Americans are a hard-working bunch and should keep what they earn. Our ideas for tax reform reduce the burden of taxes while ensuring governments have the resources to focus on core responsibilities.
Governor Napolitano’s “targeted tax relief” plan is targeted indeed’"it rewards a few groups, on a few days, and only for certain behaviors.
Who will get touched by the targeted tax-cut wand this year?
Hybrid-fuel car owners stand to benefit; the better the mileage, the bigger the tax cut. But, with a sticker price well over $20,000 for most hybrids, this certainly won’t provide relief for lower income Arizonans. Nor will it help a family who needs a new minivan or a construction worker who buys a new truck.
California pulled in $71.5 billion tourist dollars, while Arizona managed "only" $10.5 billion, six times less, and ranked 17 in the nation, according to the Travel Industry Association of America's annual report. The Scottsdale Convention & Visitors Bureau has already used the report as an occasion to call for more taxpayer money to promote the state.
Arizonans paid $2.5 billion in income taxes in 2005, up 34 percent from the last year. What should the state legislature do with the unexpected $700 million? Senate Minority Leader Linda Aguirre, among others, is eager to "invest in Arizona" in other words, let government spend it.
Here's another option: Return it.
A new Arizona ballot initiative would raise taxes on a pack of cigarettes by 80 cents, making ours the fourth-highest cigarette tax in the nation.

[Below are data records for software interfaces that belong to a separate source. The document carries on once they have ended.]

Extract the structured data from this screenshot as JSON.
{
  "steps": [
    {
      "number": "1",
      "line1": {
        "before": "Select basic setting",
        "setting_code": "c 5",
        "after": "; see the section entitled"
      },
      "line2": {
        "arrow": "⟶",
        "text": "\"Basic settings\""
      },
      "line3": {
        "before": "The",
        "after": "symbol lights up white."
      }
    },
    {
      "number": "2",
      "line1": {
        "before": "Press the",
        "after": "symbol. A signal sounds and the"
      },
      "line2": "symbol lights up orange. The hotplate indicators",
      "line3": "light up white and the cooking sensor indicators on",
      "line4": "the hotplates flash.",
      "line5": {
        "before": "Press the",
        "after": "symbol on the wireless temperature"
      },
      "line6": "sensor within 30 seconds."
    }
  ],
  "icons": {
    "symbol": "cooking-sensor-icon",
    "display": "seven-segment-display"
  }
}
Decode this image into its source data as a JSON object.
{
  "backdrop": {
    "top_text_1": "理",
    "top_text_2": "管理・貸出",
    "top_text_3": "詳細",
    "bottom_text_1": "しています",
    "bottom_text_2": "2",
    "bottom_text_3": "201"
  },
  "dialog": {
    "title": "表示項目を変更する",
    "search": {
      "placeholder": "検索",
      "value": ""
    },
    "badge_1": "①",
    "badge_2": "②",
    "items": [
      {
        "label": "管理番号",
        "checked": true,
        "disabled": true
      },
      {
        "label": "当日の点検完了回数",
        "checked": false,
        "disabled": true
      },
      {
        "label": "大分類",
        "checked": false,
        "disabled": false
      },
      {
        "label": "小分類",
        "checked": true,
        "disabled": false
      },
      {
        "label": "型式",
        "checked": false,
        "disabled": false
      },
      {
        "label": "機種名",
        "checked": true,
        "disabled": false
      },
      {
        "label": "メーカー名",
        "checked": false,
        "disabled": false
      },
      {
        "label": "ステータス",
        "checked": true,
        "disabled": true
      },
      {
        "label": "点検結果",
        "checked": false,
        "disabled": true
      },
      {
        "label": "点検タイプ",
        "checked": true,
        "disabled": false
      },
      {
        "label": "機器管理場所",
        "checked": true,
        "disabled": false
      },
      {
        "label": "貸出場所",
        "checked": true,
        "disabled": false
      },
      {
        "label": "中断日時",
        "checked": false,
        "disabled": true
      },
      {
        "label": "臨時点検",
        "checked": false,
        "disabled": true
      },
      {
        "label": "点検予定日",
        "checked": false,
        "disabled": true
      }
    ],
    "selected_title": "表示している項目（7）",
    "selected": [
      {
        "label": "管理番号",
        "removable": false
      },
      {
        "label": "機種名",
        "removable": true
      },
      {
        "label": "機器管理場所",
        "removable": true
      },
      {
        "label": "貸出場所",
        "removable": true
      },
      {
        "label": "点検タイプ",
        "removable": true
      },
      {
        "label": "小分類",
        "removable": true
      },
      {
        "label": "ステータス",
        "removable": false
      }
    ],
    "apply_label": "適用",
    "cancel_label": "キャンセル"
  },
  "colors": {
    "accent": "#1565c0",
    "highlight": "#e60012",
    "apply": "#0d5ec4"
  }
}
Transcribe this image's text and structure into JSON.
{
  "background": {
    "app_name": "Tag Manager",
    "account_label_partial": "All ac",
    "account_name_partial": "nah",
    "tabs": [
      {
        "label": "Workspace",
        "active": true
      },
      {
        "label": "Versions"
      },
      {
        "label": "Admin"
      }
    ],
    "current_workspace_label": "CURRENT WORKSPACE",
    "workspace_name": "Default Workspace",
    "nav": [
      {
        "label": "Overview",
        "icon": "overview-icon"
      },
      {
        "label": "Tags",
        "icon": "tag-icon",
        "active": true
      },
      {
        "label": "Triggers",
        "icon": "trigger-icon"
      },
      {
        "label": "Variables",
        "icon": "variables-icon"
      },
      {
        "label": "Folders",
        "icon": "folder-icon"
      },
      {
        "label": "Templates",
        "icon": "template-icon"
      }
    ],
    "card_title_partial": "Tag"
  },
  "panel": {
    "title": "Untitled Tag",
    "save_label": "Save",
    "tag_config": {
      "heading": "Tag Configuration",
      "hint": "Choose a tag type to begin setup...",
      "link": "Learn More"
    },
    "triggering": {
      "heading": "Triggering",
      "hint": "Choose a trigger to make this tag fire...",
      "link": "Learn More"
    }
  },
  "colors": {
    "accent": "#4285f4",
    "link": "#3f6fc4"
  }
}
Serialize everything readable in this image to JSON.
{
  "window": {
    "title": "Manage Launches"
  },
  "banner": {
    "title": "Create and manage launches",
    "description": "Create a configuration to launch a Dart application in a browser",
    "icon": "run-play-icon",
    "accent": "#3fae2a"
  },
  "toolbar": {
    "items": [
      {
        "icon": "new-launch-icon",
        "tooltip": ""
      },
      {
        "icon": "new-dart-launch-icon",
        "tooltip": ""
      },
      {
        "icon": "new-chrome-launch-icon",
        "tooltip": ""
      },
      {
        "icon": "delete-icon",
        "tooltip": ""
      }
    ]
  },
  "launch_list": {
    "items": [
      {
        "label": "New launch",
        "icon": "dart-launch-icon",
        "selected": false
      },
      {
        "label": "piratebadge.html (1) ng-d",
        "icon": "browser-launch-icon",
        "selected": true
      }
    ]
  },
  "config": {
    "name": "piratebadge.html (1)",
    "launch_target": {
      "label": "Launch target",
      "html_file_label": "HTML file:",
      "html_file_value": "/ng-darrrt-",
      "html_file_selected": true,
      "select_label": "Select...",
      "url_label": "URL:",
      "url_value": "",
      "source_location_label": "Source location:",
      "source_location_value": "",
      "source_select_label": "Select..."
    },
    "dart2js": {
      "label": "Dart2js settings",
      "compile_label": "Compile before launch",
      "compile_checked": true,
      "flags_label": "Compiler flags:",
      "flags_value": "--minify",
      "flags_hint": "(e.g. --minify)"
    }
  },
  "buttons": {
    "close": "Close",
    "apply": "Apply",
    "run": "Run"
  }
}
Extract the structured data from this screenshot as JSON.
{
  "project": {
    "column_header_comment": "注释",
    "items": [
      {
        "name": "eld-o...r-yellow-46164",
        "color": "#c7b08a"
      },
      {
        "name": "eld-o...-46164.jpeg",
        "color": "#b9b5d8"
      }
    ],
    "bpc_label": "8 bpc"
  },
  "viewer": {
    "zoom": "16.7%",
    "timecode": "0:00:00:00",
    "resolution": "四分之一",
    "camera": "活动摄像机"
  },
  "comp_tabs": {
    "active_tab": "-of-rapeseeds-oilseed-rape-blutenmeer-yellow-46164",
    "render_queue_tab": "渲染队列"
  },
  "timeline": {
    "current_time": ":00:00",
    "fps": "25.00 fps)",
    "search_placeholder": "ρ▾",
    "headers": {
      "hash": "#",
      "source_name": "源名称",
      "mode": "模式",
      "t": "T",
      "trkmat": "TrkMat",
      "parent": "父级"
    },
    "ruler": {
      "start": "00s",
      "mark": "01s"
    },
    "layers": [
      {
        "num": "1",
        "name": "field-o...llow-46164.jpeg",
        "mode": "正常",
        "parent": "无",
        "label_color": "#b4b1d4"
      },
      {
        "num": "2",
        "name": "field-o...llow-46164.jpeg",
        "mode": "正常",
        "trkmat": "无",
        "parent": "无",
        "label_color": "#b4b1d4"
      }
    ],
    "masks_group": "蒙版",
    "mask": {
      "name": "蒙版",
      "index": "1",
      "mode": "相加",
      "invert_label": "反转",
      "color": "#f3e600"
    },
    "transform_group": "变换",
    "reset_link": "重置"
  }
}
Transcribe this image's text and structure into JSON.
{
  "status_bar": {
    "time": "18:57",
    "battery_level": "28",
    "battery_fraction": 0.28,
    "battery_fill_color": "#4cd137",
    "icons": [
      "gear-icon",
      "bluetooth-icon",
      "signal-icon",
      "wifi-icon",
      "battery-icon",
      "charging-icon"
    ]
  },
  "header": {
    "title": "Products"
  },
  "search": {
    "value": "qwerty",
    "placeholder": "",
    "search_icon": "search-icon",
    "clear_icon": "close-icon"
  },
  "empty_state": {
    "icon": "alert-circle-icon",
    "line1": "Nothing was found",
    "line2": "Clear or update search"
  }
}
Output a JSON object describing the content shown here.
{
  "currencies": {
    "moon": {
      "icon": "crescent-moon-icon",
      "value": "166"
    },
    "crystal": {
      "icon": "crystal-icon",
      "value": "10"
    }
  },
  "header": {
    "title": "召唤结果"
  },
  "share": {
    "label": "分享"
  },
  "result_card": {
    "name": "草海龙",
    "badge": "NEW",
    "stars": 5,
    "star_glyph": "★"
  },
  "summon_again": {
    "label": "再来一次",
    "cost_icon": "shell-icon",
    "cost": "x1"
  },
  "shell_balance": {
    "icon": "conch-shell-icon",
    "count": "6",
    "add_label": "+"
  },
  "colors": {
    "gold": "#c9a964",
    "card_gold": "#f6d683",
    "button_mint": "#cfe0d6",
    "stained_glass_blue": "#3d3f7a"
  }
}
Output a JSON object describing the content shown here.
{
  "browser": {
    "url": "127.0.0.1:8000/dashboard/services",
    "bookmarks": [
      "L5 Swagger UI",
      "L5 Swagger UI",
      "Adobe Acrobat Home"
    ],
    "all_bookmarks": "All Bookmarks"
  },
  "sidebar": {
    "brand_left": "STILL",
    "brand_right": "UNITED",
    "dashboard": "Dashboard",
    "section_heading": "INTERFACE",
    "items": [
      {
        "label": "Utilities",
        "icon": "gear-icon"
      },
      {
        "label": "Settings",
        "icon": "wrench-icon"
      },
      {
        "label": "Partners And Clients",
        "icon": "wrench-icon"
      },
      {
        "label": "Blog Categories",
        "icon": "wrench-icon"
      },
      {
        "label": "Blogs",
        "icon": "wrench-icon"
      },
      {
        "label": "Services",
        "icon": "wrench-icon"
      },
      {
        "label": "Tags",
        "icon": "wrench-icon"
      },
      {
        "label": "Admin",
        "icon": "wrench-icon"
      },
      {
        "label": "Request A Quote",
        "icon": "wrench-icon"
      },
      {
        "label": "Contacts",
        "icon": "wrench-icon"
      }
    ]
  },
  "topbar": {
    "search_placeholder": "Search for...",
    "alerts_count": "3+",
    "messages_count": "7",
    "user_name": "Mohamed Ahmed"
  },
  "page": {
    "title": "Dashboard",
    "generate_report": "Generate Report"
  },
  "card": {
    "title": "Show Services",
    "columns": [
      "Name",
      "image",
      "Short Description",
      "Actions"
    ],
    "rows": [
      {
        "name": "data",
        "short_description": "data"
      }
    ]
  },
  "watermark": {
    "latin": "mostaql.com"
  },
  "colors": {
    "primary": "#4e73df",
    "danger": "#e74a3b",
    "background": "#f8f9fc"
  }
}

The state would use the estimated $150 million a year to pay for a variety of new children's programs. Setting aside the merits, or demerits, of the programs themselves, the funding scheme is plain unfair.
Corporate giving is up. In Arizona, Michael Jedlowski, president of Southwestern Furniture Company, will give away 10 households full of furniture to needy families. He's also donated over $500,000 to Phoenix Children's Hospital to help with its neonatal intensive care unit. And it all happened without a government program.
September's spike in gas prices, the result of Hurricane Katrina devastating Gulf Coast oil facilities, has some Arizonans demanding the state crack down on high prices. Arizona attorney general Terry Goddard has promised to introduce anti-gouging legislation next year.
"Pump price increases this week of 30 cents or more a gallon in this state are not justified by Hurricane Katrina or the higher cost of crude oil," Goddard said. "Consumers deserve more protection from this kind of profiteering."
I couldn't have said it better myself. As my predecessor Tom Jenney, vice chairman of the Arizona Federation of Taxpayers, writes:
What do Florida, Nevada, and Texas have in common (besides the heat)?
A. They are among nine states without an income tax.
B. Since 1990 they have seen twice the job and population growth of states with the highest income taxes.
C. All of the above.
If you answered C, you'd be right. Unfortunately, Arizona is the odd man out.
The recent monsoons are not all that's soaking Arizonans. Arizona politicians, responsible for a 12 percent increase in state spending this year, soaked taxpayers for 17 percent more tax revenue this year than last.
Tax relief is long overdue, and Arizona's income taxes should be a prime target.
Hotel and rental car taxes are like the sunburn after a vacation, reminding tourists that the fun is over and there's a price to pay.
While a little aloe vera helps a painful sunburn, there's not much relief for tourists suffering vacation bills made more expensive by local governments seeking more tax revenue.